Write back every entry exactly as it reads, with the pictures left behind.

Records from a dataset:
::::::::
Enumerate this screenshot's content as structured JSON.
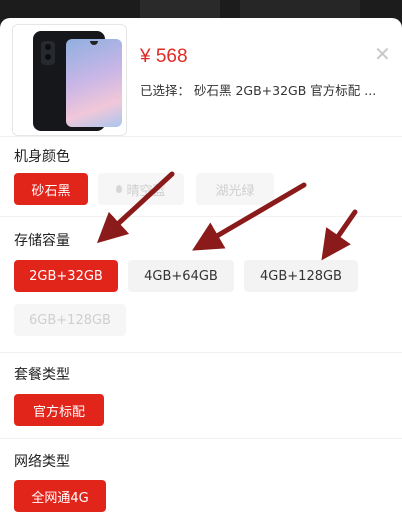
{
  "product": {
    "price": "¥ 568",
    "selected": "已选择： 砂石黑 2GB+32GB 官方标配 ..."
  },
  "sections": {
    "color": {
      "title": "机身颜色",
      "options": [
        "砂石黑",
        "晴空蓝",
        "湖光绿"
      ]
    },
    "storage": {
      "title": "存储容量",
      "options": [
        "2GB+32GB",
        "4GB+64GB",
        "4GB+128GB",
        "6GB+128GB"
      ]
    },
    "package": {
      "title": "套餐类型",
      "options": [
        "官方标配"
      ]
    },
    "network": {
      "title": "网络类型",
      "options": [
        "全网通4G"
      ]
    }
  },
  "colors": {
    "accent": "#e1251b",
    "price": "#e02a25",
    "arrow": "#8b1a1a"
  }
}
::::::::
## Written response:
Enumerate this screenshot's content as structured JSON.
{
  "product": {
    "price": "¥ 568",
    "selected": "已选择： 砂石黑 2GB+32GB 官方标配 ..."
  },
  "sections": {
    "color": {
      "title": "机身颜色",
      "options": [
        "砂石黑",
        "晴空蓝",
        "湖光绿"
      ]
    },
    "storage": {
      "title": "存储容量",
      "options": [
        "2GB+32GB",
        "4GB+64GB",
        "4GB+128GB",
        "6GB+128GB"
      ]
    },
    "package": {
      "title": "套餐类型",
      "options": [
        "官方标配"
      ]
    },
    "network": {
      "title": "网络类型",
      "options": [
        "全网通4G"
      ]
    }
  },
  "colors": {
    "accent": "#e1251b",
    "price": "#e02a25",
    "arrow": "#8b1a1a"
  }
}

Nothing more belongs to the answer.